As fracking goes wild---as global mining tear down our US mountains and forests -----toxic waste everywhere-----global banking says---we are just trying to help POOR PEOPLE AND CHILDREN have fresh water.
The water we drink
Nature's desalination: bacteria turn salty water freshPublished 29 November 2010
The growing global shortage of water has led to a growing interest in desalination to produce fresh water from seas and estuaries; conventional desalination plants, however, consume large amounts of energy; the solution: a bug-powered desalination cell that takes salt out of seawater
With one-third of the planet’s population lacking sufficient drinking water, governments are increasingly looking to desalination to produce fresh water from seas and estuaries.
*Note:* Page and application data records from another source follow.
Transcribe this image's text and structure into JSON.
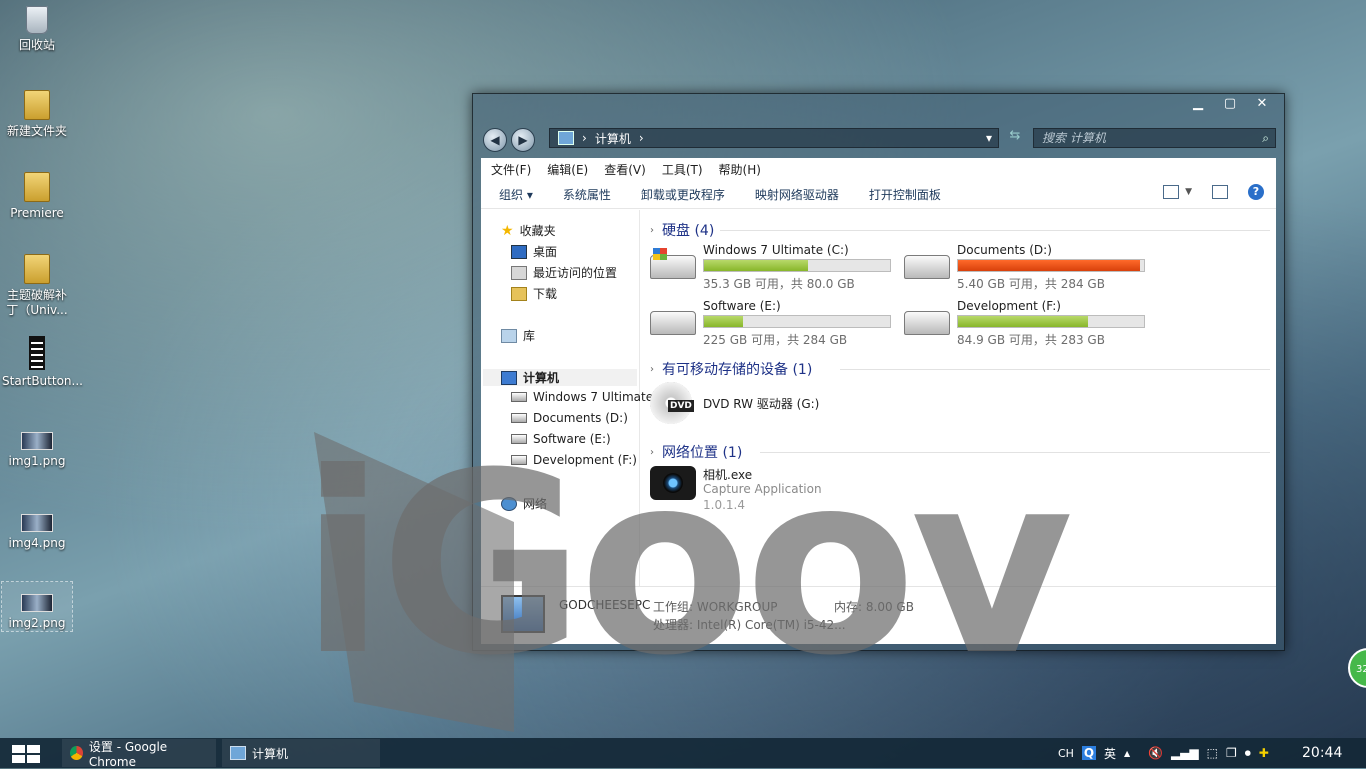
{
  "desktop": {
    "icons": [
      {
        "label": "回收站",
        "icon": "recycle-bin-icon"
      },
      {
        "label": "新建文件夹",
        "icon": "folder-icon"
      },
      {
        "label": "Premiere",
        "icon": "folder-icon"
      },
      {
        "label": "主题破解补丁（Univ...",
        "icon": "folder-icon"
      },
      {
        "label": "StartButton...",
        "icon": "film-icon"
      },
      {
        "label": "img1.png",
        "icon": "image-icon"
      },
      {
        "label": "img4.png",
        "icon": "image-icon"
      },
      {
        "label": "img2.png",
        "icon": "image-icon"
      }
    ],
    "watermark": "iGoov",
    "gauge_text": "32"
  },
  "window": {
    "caption": {
      "minimize": "▁",
      "maximize": "▢",
      "close": "✕"
    },
    "address": {
      "path": [
        "计算机"
      ],
      "separator": "›"
    },
    "search_placeholder": "搜索 计算机",
    "menu": [
      "文件(F)",
      "编辑(E)",
      "查看(V)",
      "工具(T)",
      "帮助(H)"
    ],
    "toolbar": [
      "组织 ▾",
      "系统属性",
      "卸载或更改程序",
      "映射网络驱动器",
      "打开控制面板"
    ],
    "help_label": "?",
    "nav": {
      "favorites": "收藏夹",
      "desktop": "桌面",
      "recent": "最近访问的位置",
      "downloads": "下载",
      "libraries": "库",
      "computer": "计算机",
      "drives": [
        "Windows 7 Ultimate",
        "Documents (D:)",
        "Software (E:)",
        "Development (F:)"
      ],
      "network": "网络"
    },
    "sections": {
      "hdd": "硬盘 (4)",
      "removable": "有可移动存储的设备 (1)",
      "network": "网络位置 (1)"
    },
    "drives": [
      {
        "name": "Windows 7 Ultimate (C:)",
        "free": "35.3 GB 可用，共 80.0 GB",
        "used_fraction": 0.56,
        "low": false
      },
      {
        "name": "Documents (D:)",
        "free": "5.40 GB 可用，共 284 GB",
        "used_fraction": 0.98,
        "low": true
      },
      {
        "name": "Software (E:)",
        "free": "225 GB 可用，共 284 GB",
        "used_fraction": 0.21,
        "low": false
      },
      {
        "name": "Development (F:)",
        "free": "84.9 GB 可用，共 283 GB",
        "used_fraction": 0.7,
        "low": false
      }
    ],
    "dvd": {
      "name": "DVD RW 驱动器 (G:)",
      "label": "DVD"
    },
    "network_item": {
      "name": "相机.exe",
      "desc": "Capture Application",
      "version": "1.0.1.4"
    },
    "details": {
      "pc_name": "GODCHEESEPC",
      "workgroup_label": "工作组:",
      "workgroup": "WORKGROUP",
      "memory_label": "内存:",
      "memory": "8.00 GB",
      "cpu_label": "处理器:",
      "cpu": "Intel(R) Core(TM) i5-42..."
    }
  },
  "taskbar": {
    "tasks": [
      {
        "label": "设置 - Google Chrome",
        "icon": "chrome-icon"
      },
      {
        "label": "计算机",
        "icon": "computer-icon"
      }
    ],
    "lang": "CH",
    "ime_q": "Q",
    "ime_en": "英",
    "time": "20:44"
  },
  "colors": {
    "drive_fill": "#88b62a",
    "drive_low": "#d8400b",
    "section_title": "#1e3287"
  }
}
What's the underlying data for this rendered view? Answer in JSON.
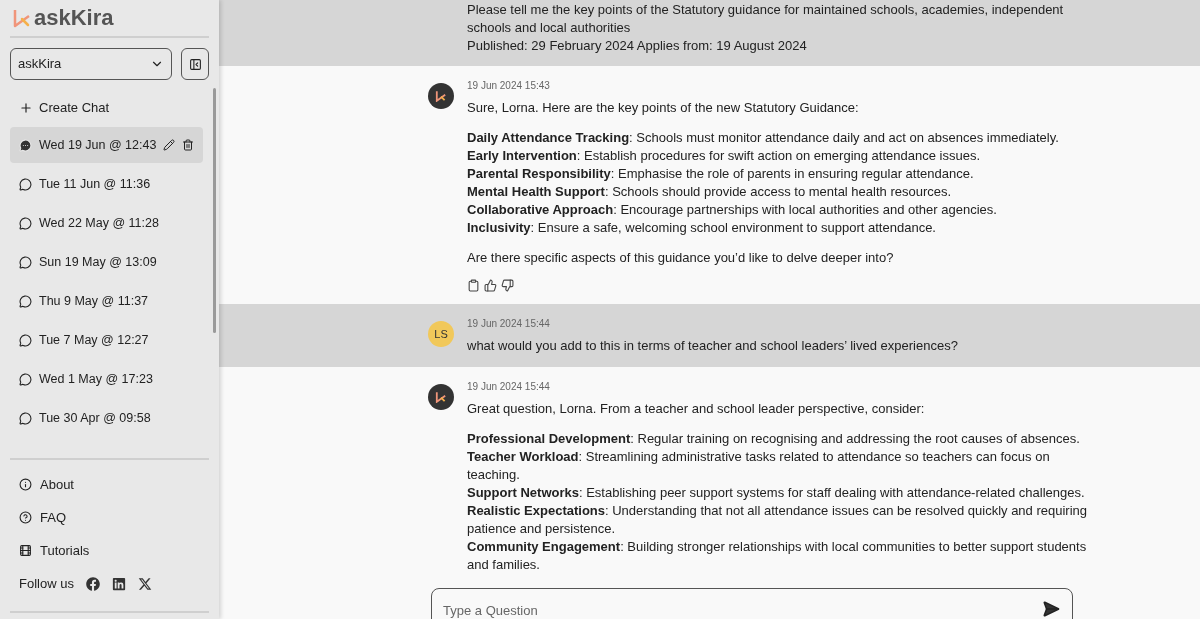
{
  "sidebar": {
    "brand": "askKira",
    "workspace_select": {
      "value": "askKira"
    },
    "create_chat": "Create Chat",
    "chats": [
      {
        "label": "Wed 19 Jun @ 12:43",
        "selected": true
      },
      {
        "label": "Tue 11 Jun @ 11:36",
        "selected": false
      },
      {
        "label": "Wed 22 May @ 11:28",
        "selected": false
      },
      {
        "label": "Sun 19 May @ 13:09",
        "selected": false
      },
      {
        "label": "Thu 9 May @ 11:37",
        "selected": false
      },
      {
        "label": "Tue 7 May @ 12:27",
        "selected": false
      },
      {
        "label": "Wed 1 May @ 17:23",
        "selected": false
      },
      {
        "label": "Tue 30 Apr @ 09:58",
        "selected": false
      }
    ],
    "links": [
      {
        "kind": "about",
        "label": "About"
      },
      {
        "kind": "faq",
        "label": "FAQ"
      },
      {
        "kind": "tutorials",
        "label": "Tutorials"
      }
    ],
    "follow_us": "Follow us"
  },
  "messages": [
    {
      "kind": "user",
      "lines": [
        "Please tell me the key points of the Statutory guidance for maintained schools, academies, independent schools and local authorities",
        "Published: 29 February 2024 Applies from: 19 August 2024"
      ]
    },
    {
      "kind": "assistant",
      "time": "19 Jun 2024 15:43",
      "intro": "Sure, Lorna. Here are the key points of the new Statutory Guidance:",
      "points": [
        "**Daily Attendance Tracking**: Schools must monitor attendance daily and act on absences immediately.",
        "**Early Intervention**: Establish procedures for swift action on emerging attendance issues.",
        "**Parental Responsibility**: Emphasise the role of parents in ensuring regular attendance.",
        "**Mental Health Support**: Schools should provide access to mental health resources.",
        "**Collaborative Approach**: Encourage partnerships with local authorities and other agencies.",
        "**Inclusivity**: Ensure a safe, welcoming school environment to support attendance."
      ],
      "outro": "Are there specific aspects of this guidance you’d like to delve deeper into?",
      "actions": true
    },
    {
      "kind": "user",
      "initials": "LS",
      "time": "19 Jun 2024 15:44",
      "lines": [
        "what would you add to this in terms of teacher and school leaders’ lived experiences?"
      ]
    },
    {
      "kind": "assistant",
      "time": "19 Jun 2024 15:44",
      "intro": "Great question, Lorna. From a teacher and school leader perspective, consider:",
      "points": [
        "**Professional Development**: Regular training on recognising and addressing the root causes of absences.",
        "**Teacher Workload**: Streamlining administrative tasks related to attendance so teachers can focus on teaching.",
        "**Support Networks**: Establishing peer support systems for staff dealing with attendance-related challenges.",
        "**Realistic Expectations**: Understanding that not all attendance issues can be resolved quickly and requiring patience and persistence.",
        "**Community Engagement**: Building stronger relationships with local communities to better support students and families."
      ],
      "actions": false
    }
  ],
  "composer": {
    "placeholder": "Type a Question"
  }
}
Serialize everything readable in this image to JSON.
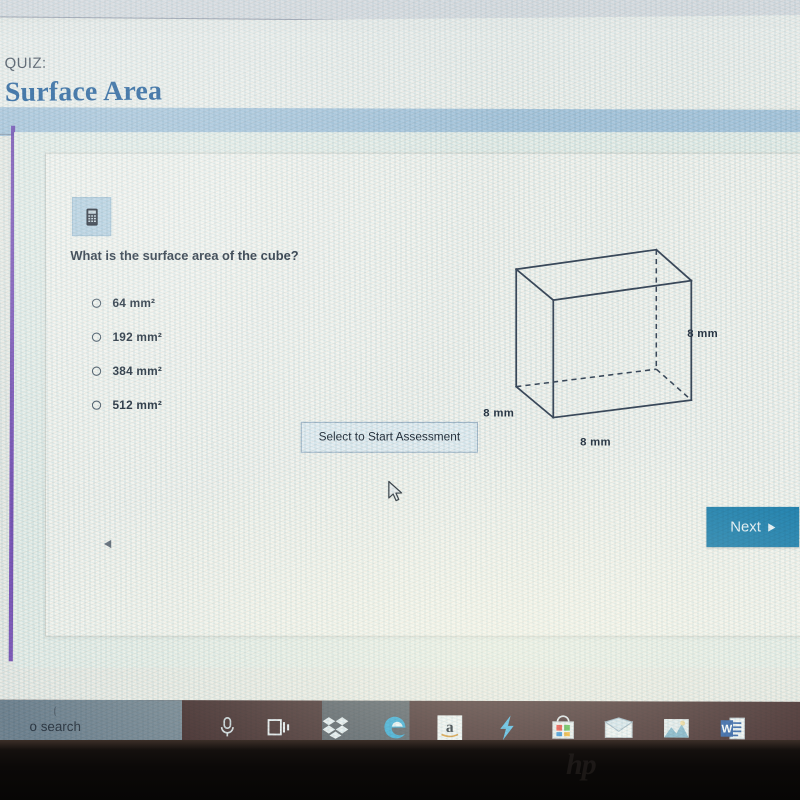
{
  "browser": {
    "chrome_visible": true
  },
  "header": {
    "kicker": "QUIZ:",
    "title": "Surface Area",
    "title_color": "#1f5f9c",
    "accent_rail_color": "#6b3fb0",
    "band_color": "#acc8dd"
  },
  "quiz": {
    "calculator_icon": "calculator-icon",
    "question": "What is the surface area of the cube?",
    "options": [
      {
        "label": "64 mm²",
        "value": "64",
        "unit": "mm²",
        "selected": false
      },
      {
        "label": "192 mm²",
        "value": "192",
        "unit": "mm²",
        "selected": false
      },
      {
        "label": "384 mm²",
        "value": "384",
        "unit": "mm²",
        "selected": false
      },
      {
        "label": "512 mm²",
        "value": "512",
        "unit": "mm²",
        "selected": false
      }
    ],
    "tooltip": "Select to Start Assessment",
    "next_label": "Next",
    "next_caret": "►",
    "next_color": "#1a7fae",
    "prev_arrow_icon": "caret-left-icon"
  },
  "figure": {
    "shape": "cube",
    "dim_right": "8 mm",
    "dim_left": "8 mm",
    "dim_bottom": "8 mm",
    "line_color": "#3c4a5c"
  },
  "taskbar": {
    "search_text": "o search",
    "items": [
      {
        "name": "microphone-icon",
        "label": "Microphone"
      },
      {
        "name": "task-view-icon",
        "label": "Task View"
      },
      {
        "name": "dropbox-icon",
        "label": "Dropbox"
      },
      {
        "name": "edge-icon",
        "label": "Microsoft Edge"
      },
      {
        "name": "amazon-icon",
        "label": "Amazon"
      },
      {
        "name": "lightning-icon",
        "label": "Lightning"
      },
      {
        "name": "microsoft-store-icon",
        "label": "Microsoft Store"
      },
      {
        "name": "mail-icon",
        "label": "Mail"
      },
      {
        "name": "photos-icon",
        "label": "Photos"
      },
      {
        "name": "word-icon",
        "label": "Microsoft Word"
      }
    ]
  },
  "device": {
    "brand_logo": "hp"
  }
}
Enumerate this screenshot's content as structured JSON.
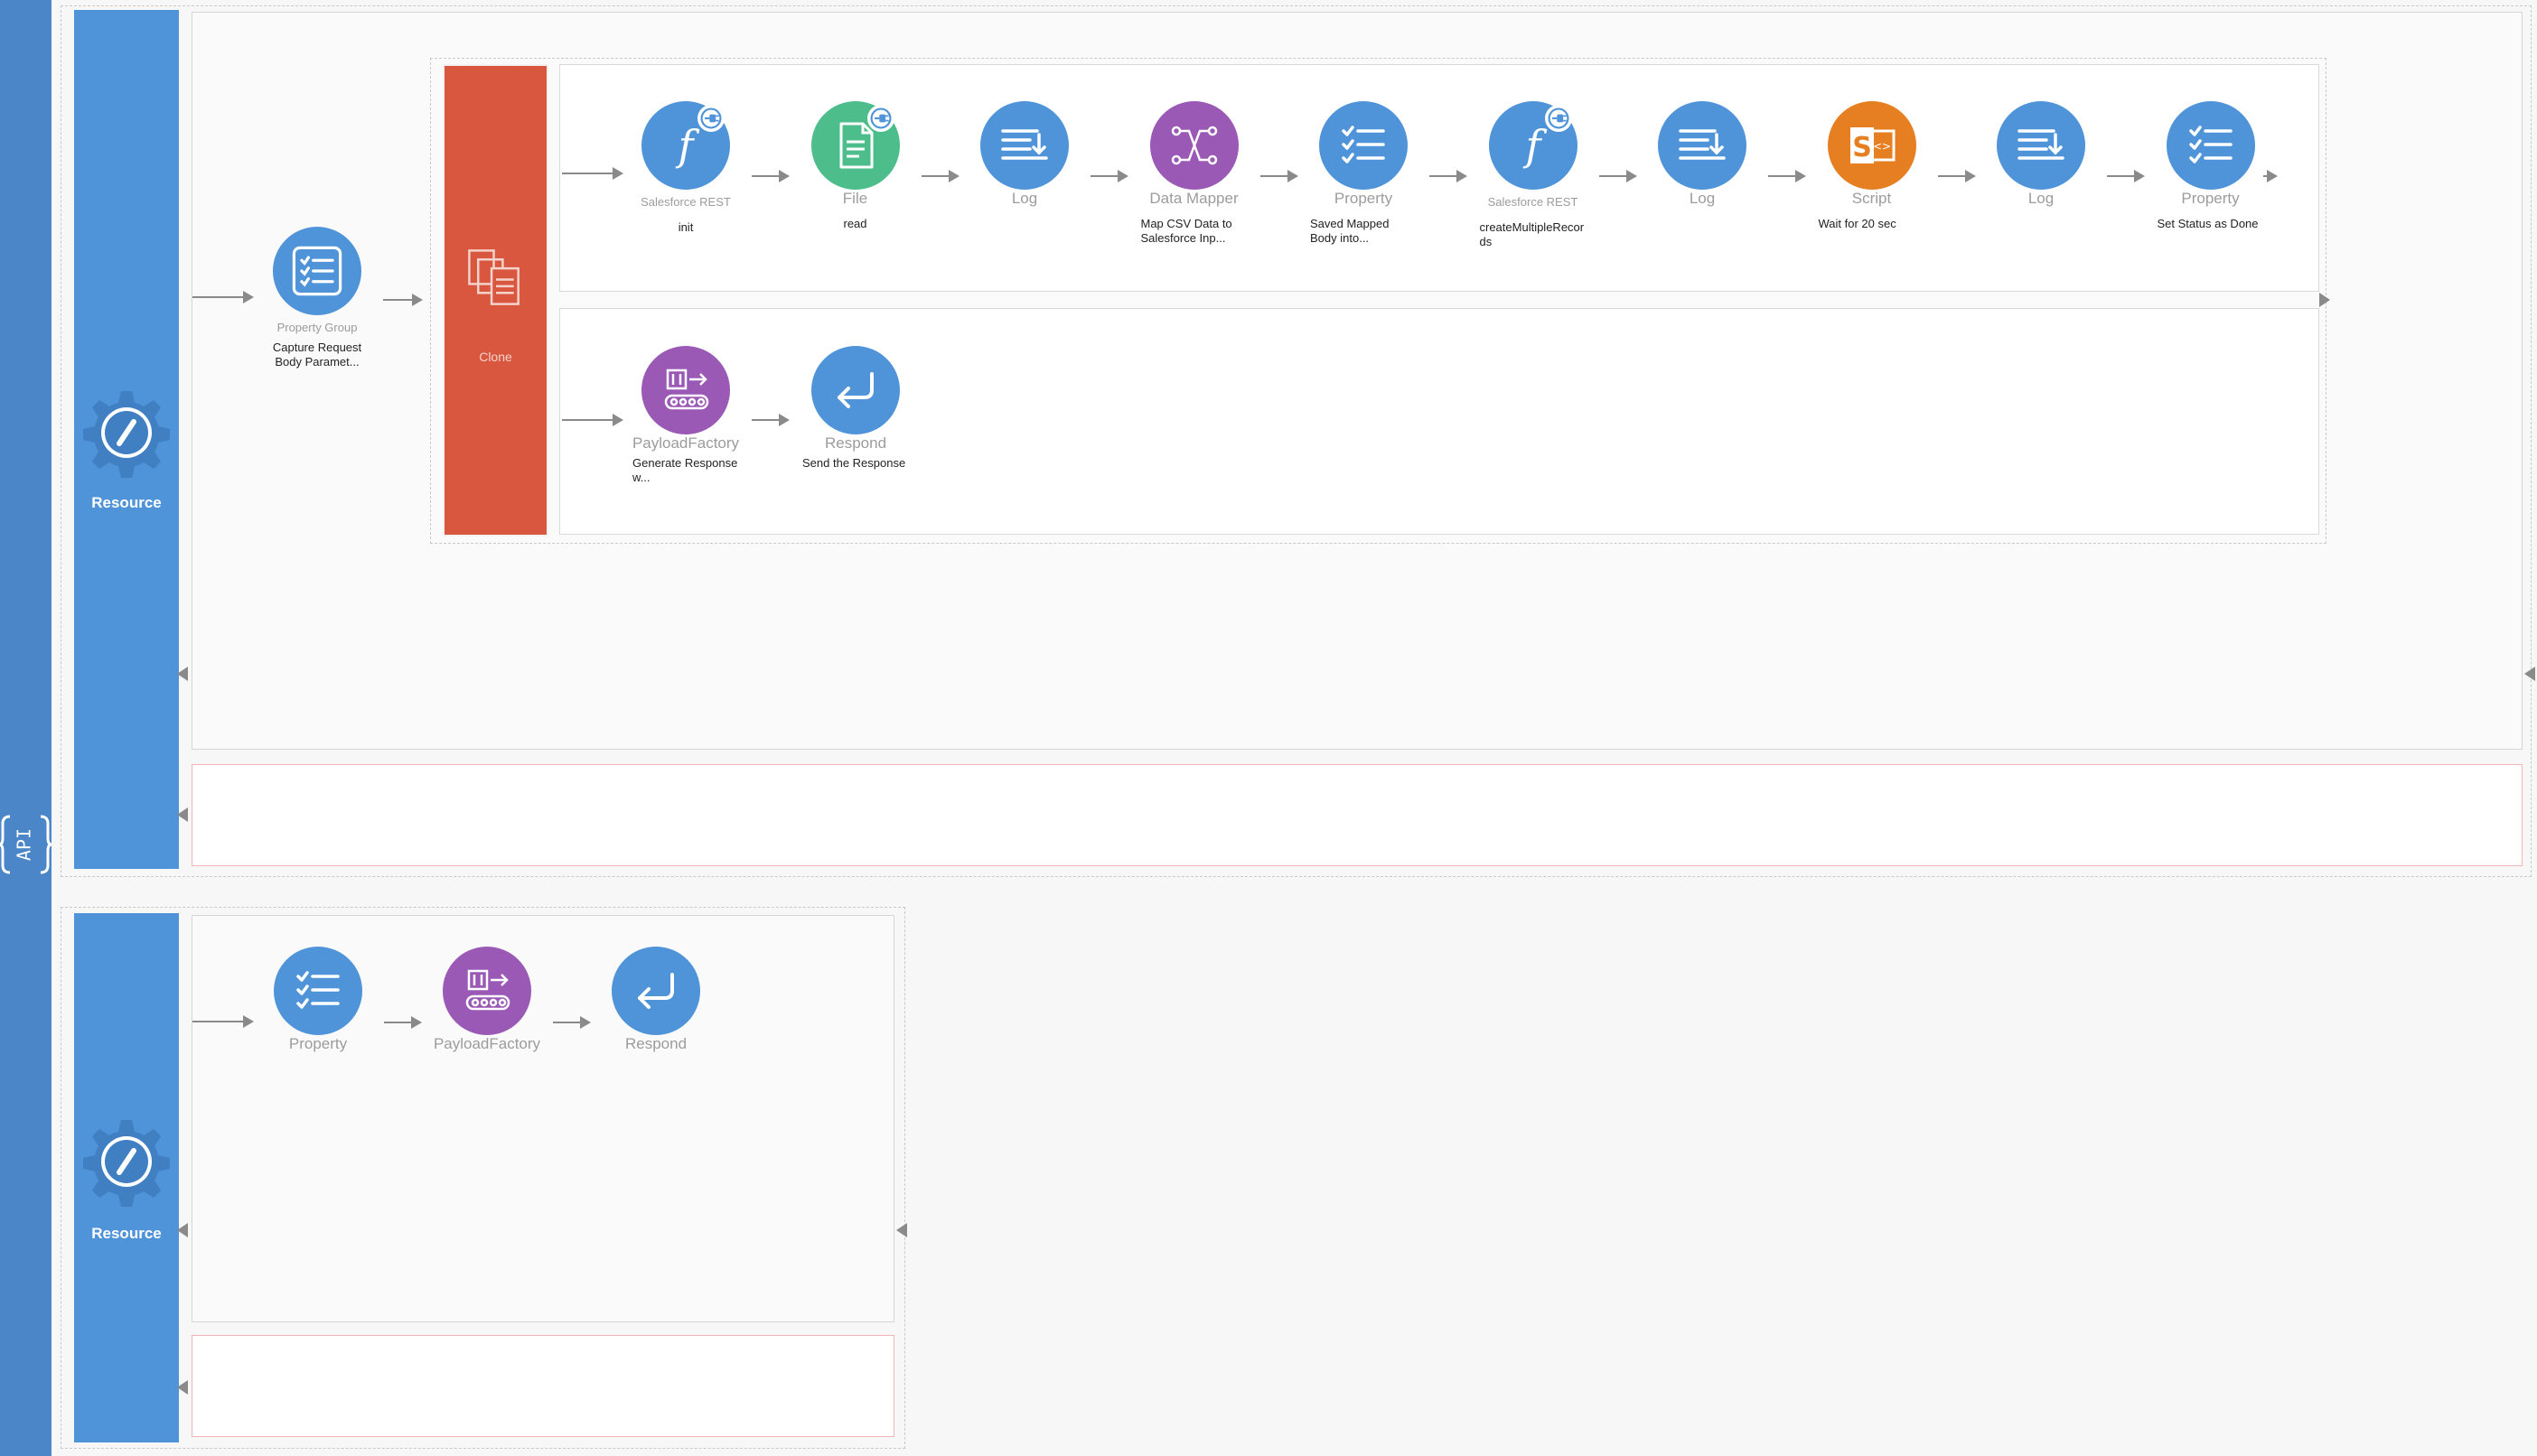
{
  "api": {
    "logo_text": "API",
    "colors": {
      "bar": "#4a86c8",
      "resource": "#4f93d8",
      "clone": "#d9573f"
    }
  },
  "resource_1": {
    "label": "Resource",
    "in_sequence": {
      "property_group": {
        "type": "Property Group",
        "name": "Capture Request Body Paramet...",
        "icon": "checklist-icon"
      },
      "clone": {
        "label": "Clone",
        "branch_1": [
          {
            "type": "Salesforce REST",
            "name": "init",
            "icon": "function-icon",
            "badge": "connector-plug-icon",
            "color": "blue"
          },
          {
            "type": "File",
            "name": "read",
            "icon": "file-icon",
            "badge": "connector-plug-icon",
            "color": "green"
          },
          {
            "type": "Log",
            "name": "",
            "icon": "log-icon",
            "color": "blue"
          },
          {
            "type": "Data Mapper",
            "name": "Map CSV Data to Salesforce Inp...",
            "icon": "mapper-icon",
            "color": "purple"
          },
          {
            "type": "Property",
            "name": "Saved Mapped Body into...",
            "icon": "checklist-icon",
            "color": "blue"
          },
          {
            "type": "Salesforce REST",
            "name": "createMultipleRecords",
            "icon": "function-icon",
            "badge": "connector-plug-icon",
            "color": "blue"
          },
          {
            "type": "Log",
            "name": "",
            "icon": "log-icon",
            "color": "blue"
          },
          {
            "type": "Script",
            "name": "Wait for 20 sec",
            "icon": "script-icon",
            "color": "orange"
          },
          {
            "type": "Log",
            "name": "",
            "icon": "log-icon",
            "color": "blue"
          },
          {
            "type": "Property",
            "name": "Set Status as Done",
            "icon": "checklist-icon",
            "color": "blue"
          }
        ],
        "branch_2": [
          {
            "type": "PayloadFactory",
            "name": "Generate Response w...",
            "icon": "payload-factory-icon",
            "color": "purple"
          },
          {
            "type": "Respond",
            "name": "Send the Response",
            "icon": "respond-icon",
            "color": "blue"
          }
        ]
      }
    }
  },
  "resource_2": {
    "label": "Resource",
    "in_sequence": [
      {
        "type": "Property",
        "name": "",
        "icon": "checklist-icon",
        "color": "blue"
      },
      {
        "type": "PayloadFactory",
        "name": "",
        "icon": "payload-factory-icon",
        "color": "purple"
      },
      {
        "type": "Respond",
        "name": "",
        "icon": "respond-icon",
        "color": "blue"
      }
    ]
  }
}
Conventional desalination plants, however, consume large amounts of energy. For instance, they use reverse osmosis, in which water is forced at enormous pressure through membranes that screen out salt. This means there is a growing interest in less energy-intensive approaches.
New Scientist reports that one approach that has recently been explored uses bacteria that generate electrical power by eating organic matter. If these bacteria feast on domestic sewage in an “anode” chamber, they generate electrons that can pass into a circuit while releasing protons. To balance the now positively charged sewage solution, negative chloride ions squeeze through a membrane from an adjacent chamber containing salty water that is to be desalinated.
Meanwhile the electrons are delivered to a third, “cathode” chamber on the opposite side of the desalination chamber. The cathode chamber is also filled with a saltwater solution. Here, the electrons react with hydrogen ions in the solution and oxygen from the air to form water. To balance the negative charge caused by the loss of positive hydrogen ions, sodium ions pass from the central saltwater chamber into the cathode chamber via another membrane. With time, the salty water in the central chamber becomes fresher.
Such a device, though, is relatively inefficient, says Bruce Logan at Pennsylvania State University in University Park: as the organic content in the waste water falls, the voltage produced by the bacteria drops and pulls fewer ions out of the saline water, leaving it with a salty tang. Flushing the anode with more sewage is one option, but Logan’s team are keen to squeeze as much use from each batch of dirty water as possible.
They have has developed a simple solution: boost the voltage from the bacteria with an external power source to make up any deficit. Furthermore, if the electrons react only with water at the cathode, they generate hydrogen gas — which contains enough energy to fuel the extra voltage requirements.
The team filled the central chamber of their cell with brackish water containing five grams of sodium chloride per liter, as might be found in an estuary, and applied a voltage of 0.55 volts to the setup. Over several hours, the salinity of the salt water dropped by 68 percent to 1.6 grams of salt per liter.
A standard microbial desalination cell stalls when the salinity reaches 40 to 60 percent — or 2 to 3 grams of salt per liter.
By varying the voltage added to the system as the reaction continues — and by using more water in the anode and cathode chambers than in the saltwater chamber — Logan says it should be possible to reduce the salinity to the 0.8 grams of salt per liter typical of drinking water.
“It is likely people would still want some sort of added treatment to ensure good quality water, and thus we expect a downstream reverse osmosis unit to still be used,” he says, but using the new cell as a “pre-treatment to greatly reduce salt concentrations” should help to substantially reduce the energy needed to obtain fresh water from the sea.